Wheat and barley and other cereals cannot be grown in hydroponics without aeration (rice can be grown without aeration because it has specialised aerenchymatous root cells). Aeration is supplied by pumping air into the hydroponics through plastic tubes feeding metal aeration rods. The tubes are attached to a central ring tube, and a ring system provides uniform pressure; feeder tubes are fitted to the central ring. The ends of the feeder tubes are fitted with 20–30 cm long steel tubes that are perforated with small holes (about 1 mm in diameter) to allow small air bubbles to escape (Fig. 5.3). Metal aeration tubes are used as they sink to the bottom of the tanks and do not interfere with root growth.
Fig. 5.3

Aeration system used for wheat and barley. (a) Steel tube perforated with small holes (aeration rod); the steel tube should be of sufficient weight to lie horizontally at the bottom of the hydroponic tank and not interfere with the root system of the seedlings. (b) Feeder tube with steel tube end piece for aeration placed into hydroponic tank and showing the gentle air bubbling. (c) Aeration system showing gentle air bubbling in the tanks. (d) Aeration system and support platforms ready for growing wheat and barley in hydroponics

Some convenient sizes which we recommend are:
  • Ring tube: internal diameter 25 mm

  • Feeder tube: internal diameter 0.6 mm

  • Aeration rod: internal diameter 0.6 mm

5.2.4 Glasshouse Conditions

The test is normally carried out in a glasshouse set-up for temperate crops: 20/15 °C (day/night) with a 16 h photoperiod.

Aeration rods can be made from 0.6 mm steel tubing cut to length with one end sealed by clamping.

With this system, 6–10 hydroponic tanks can be accommodated on a bench of 2 × 1 m (Fig. 5.3c, d).

As soon as seedlings go into hydroponics, they are aerated.

5.2.5 Test Salt Concentrations

Plants differ greatly in their tolerance of salinity. Wheat and barley are more tolerant to salinity than rice. Therefore, different salt concentrations are used. Typical concentrations used for screening wheat and barley are 15–20 dS m−1 or 150–200 mmol NaCl, compared to 10 dS m−1 or 100 mmol NaCl for rice.
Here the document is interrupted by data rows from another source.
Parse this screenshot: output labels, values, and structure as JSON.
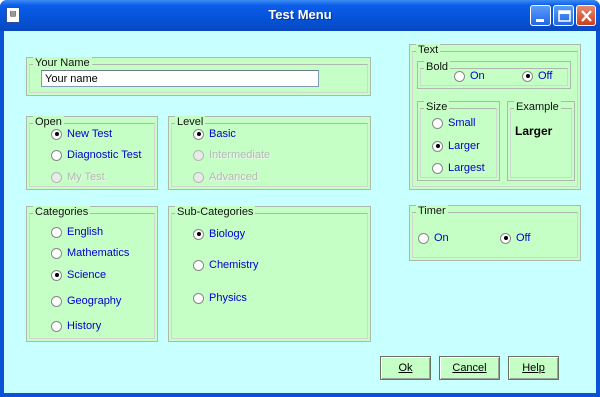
{
  "window": {
    "title": "Test Menu",
    "icon": "document-icon"
  },
  "your_name": {
    "legend": "Your Name",
    "value": "Your name"
  },
  "open": {
    "legend": "Open",
    "options": [
      {
        "label": "New Test",
        "selected": true,
        "enabled": true
      },
      {
        "label": "Diagnostic Test",
        "selected": false,
        "enabled": true
      },
      {
        "label": "My Test",
        "selected": false,
        "enabled": false
      }
    ]
  },
  "level": {
    "legend": "Level",
    "options": [
      {
        "label": "Basic",
        "selected": true,
        "enabled": true
      },
      {
        "label": "Intermediate",
        "selected": false,
        "enabled": false
      },
      {
        "label": "Advanced",
        "selected": false,
        "enabled": false
      }
    ]
  },
  "categories": {
    "legend": "Categories",
    "options": [
      {
        "label": "English",
        "selected": false
      },
      {
        "label": "Mathematics",
        "selected": false
      },
      {
        "label": "Science",
        "selected": true
      },
      {
        "label": "Geography",
        "selected": false
      },
      {
        "label": "History",
        "selected": false
      }
    ]
  },
  "subcategories": {
    "legend": "Sub-Categories",
    "options": [
      {
        "label": "Biology",
        "selected": true
      },
      {
        "label": "Chemistry",
        "selected": false
      },
      {
        "label": "Physics",
        "selected": false
      }
    ]
  },
  "text": {
    "legend": "Text",
    "bold": {
      "legend": "Bold",
      "options": [
        {
          "label": "On",
          "selected": false
        },
        {
          "label": "Off",
          "selected": true
        }
      ]
    },
    "size": {
      "legend": "Size",
      "options": [
        {
          "label": "Small",
          "selected": false
        },
        {
          "label": "Larger",
          "selected": true
        },
        {
          "label": "Largest",
          "selected": false
        }
      ]
    },
    "example": {
      "legend": "Example",
      "text": "Larger"
    }
  },
  "timer": {
    "legend": "Timer",
    "options": [
      {
        "label": "On",
        "selected": false
      },
      {
        "label": "Off",
        "selected": true
      }
    ]
  },
  "buttons": {
    "ok": "Ok",
    "cancel": "Cancel",
    "help": "Help"
  },
  "colors": {
    "panel": "#c6ffc6",
    "background": "#c8ffff",
    "option_text": "#0000cc",
    "titlebar": "#0653d8"
  }
}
Salt treatments are applied to seedlings established in hydroponics (two-leaf stage in Hoagland's solution). This is done by transferring the platform of seedlings from control tanks to hydroponic tanks containing the test NaCl concentration in Yoshida solution. This is a one-step method. An alternative is to add salt in daily increments of 25 mmol until the test concentration is reached (this will reduce the effect of osmotic shock).

Reference

  1. Hoagland DR, Arnon DI (1950) The water culture method for growing plants without soil. College Agriculture circular No. 347, College of Agriculture, University of California, BerkeleyGoogle Scholar

Copyright information

© International Atomic Energy Agency 2016

Authors and Affiliations

  • Souleymane Bado
    • 1
  • Brian P. Forster
    • 1
  • Abdelbagi M. A. Ghanim
    • 1
  • Joanna Jankowicz-Cieslak
    • 1
  • Günter Berthold
    • 1
  • Liu Luxiang
    • 2
  1. 1.Plant Breeding and Genetics LaboratoryJoint FAO/IAEA Division of Nuclear Techniques in Food and AgricultureViennaAustria
  2. 2.Chinese Academy of Agricultural SciencesBeijingChina

Personalised recommendations